Component data from apps and pages:

Segment Open

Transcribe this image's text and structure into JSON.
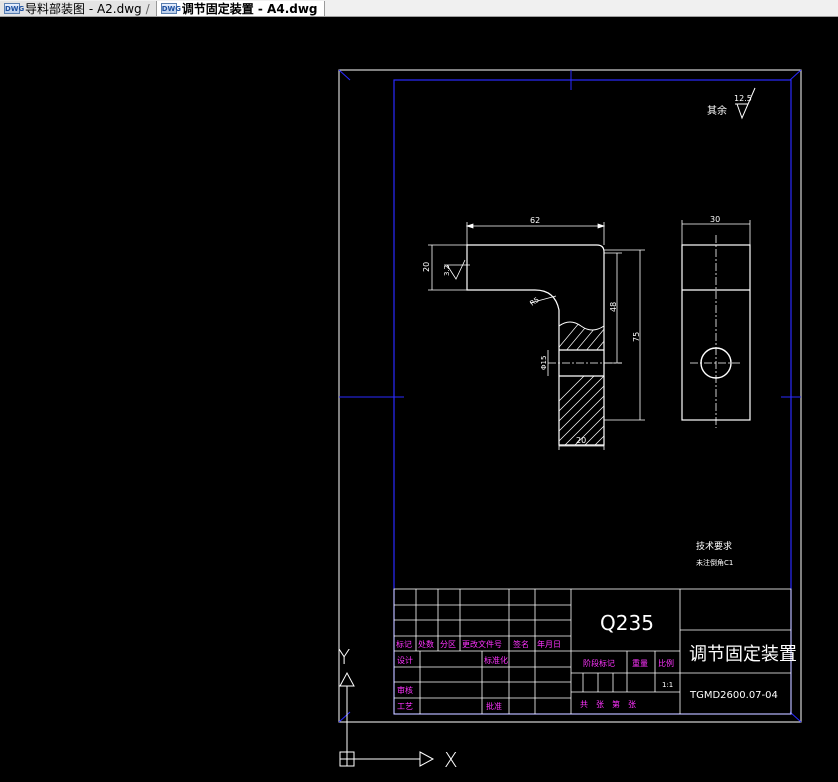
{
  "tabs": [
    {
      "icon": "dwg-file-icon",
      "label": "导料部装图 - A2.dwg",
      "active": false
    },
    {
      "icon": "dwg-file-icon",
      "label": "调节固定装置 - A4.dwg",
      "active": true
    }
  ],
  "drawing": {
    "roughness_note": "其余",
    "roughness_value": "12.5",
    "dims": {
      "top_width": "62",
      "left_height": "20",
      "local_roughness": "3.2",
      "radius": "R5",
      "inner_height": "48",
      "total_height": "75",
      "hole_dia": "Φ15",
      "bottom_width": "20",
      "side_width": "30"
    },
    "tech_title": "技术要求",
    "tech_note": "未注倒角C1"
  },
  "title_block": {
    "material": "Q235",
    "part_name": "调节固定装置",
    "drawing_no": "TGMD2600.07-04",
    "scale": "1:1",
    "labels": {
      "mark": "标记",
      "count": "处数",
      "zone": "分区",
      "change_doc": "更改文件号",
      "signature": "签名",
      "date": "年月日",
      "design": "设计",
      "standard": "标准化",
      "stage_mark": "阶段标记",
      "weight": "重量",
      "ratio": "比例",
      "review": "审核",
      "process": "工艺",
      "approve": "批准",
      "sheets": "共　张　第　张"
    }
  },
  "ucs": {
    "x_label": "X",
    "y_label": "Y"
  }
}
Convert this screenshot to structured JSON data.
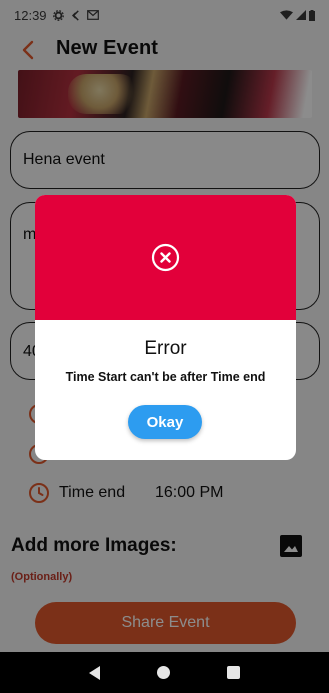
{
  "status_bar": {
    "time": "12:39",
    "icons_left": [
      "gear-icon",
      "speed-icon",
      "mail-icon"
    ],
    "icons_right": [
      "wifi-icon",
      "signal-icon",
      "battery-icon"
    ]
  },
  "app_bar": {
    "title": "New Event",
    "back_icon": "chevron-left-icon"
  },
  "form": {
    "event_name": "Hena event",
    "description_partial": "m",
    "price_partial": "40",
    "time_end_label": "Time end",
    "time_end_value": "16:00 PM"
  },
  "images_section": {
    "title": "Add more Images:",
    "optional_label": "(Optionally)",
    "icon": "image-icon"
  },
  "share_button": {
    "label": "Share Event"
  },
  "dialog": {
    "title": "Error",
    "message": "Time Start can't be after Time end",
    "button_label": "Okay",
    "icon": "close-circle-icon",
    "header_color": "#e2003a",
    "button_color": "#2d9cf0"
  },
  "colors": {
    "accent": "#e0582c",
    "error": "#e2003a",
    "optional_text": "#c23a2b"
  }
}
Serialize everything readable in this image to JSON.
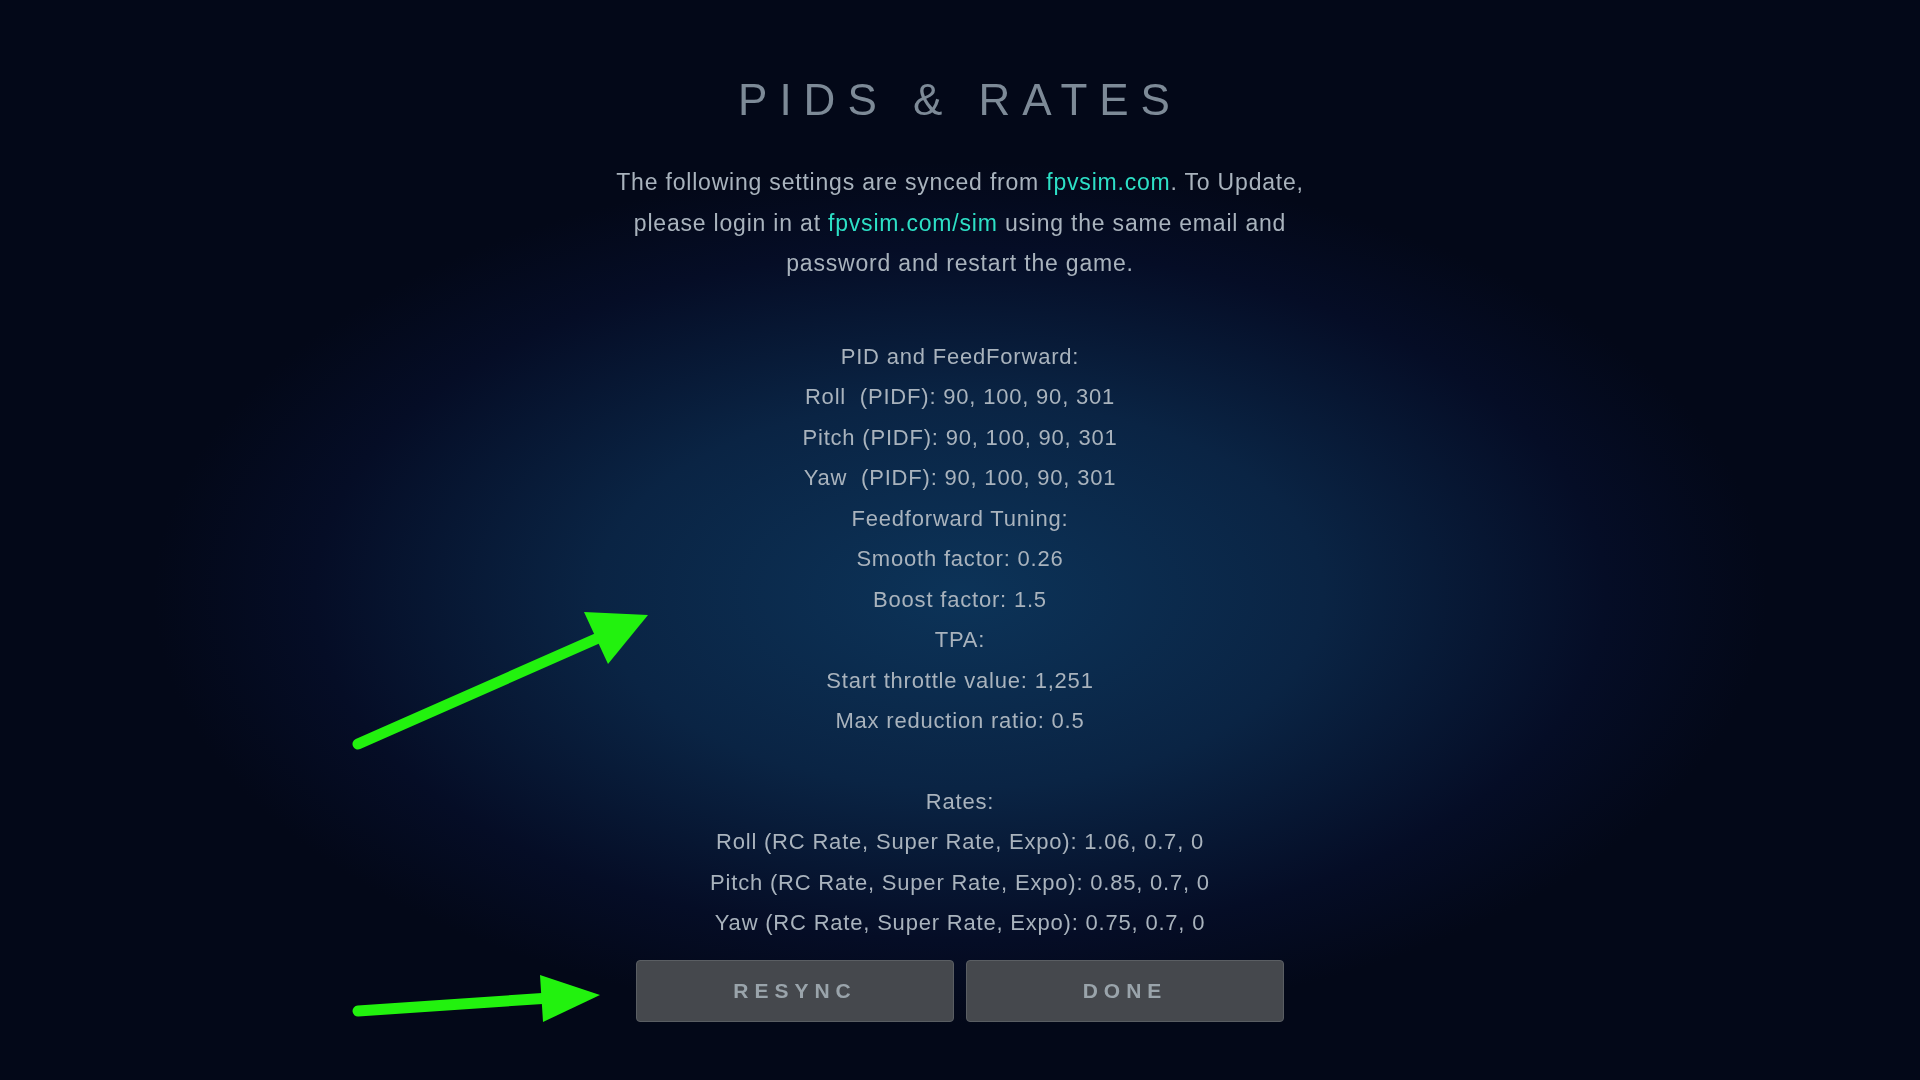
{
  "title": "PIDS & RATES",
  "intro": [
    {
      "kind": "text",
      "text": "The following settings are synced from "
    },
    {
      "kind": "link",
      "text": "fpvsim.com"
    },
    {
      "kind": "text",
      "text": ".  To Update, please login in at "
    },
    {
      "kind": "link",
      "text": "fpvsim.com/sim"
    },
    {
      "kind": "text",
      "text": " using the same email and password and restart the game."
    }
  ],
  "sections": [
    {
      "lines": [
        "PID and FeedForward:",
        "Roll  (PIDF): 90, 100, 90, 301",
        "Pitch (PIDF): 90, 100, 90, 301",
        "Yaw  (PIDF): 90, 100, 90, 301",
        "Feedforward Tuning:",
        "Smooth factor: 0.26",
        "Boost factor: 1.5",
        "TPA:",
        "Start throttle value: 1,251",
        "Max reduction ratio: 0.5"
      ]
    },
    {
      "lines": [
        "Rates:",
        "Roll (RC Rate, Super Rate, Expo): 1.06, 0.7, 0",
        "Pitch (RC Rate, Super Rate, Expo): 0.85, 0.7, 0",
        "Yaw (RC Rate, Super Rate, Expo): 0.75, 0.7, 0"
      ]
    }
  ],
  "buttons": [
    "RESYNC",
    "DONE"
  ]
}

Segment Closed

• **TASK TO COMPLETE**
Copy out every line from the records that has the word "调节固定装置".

• **SOLUTION TO THE PROBLEM**
      "label": "调节固定装置 - A4.dwg",
    "part_name": "调节固定装置",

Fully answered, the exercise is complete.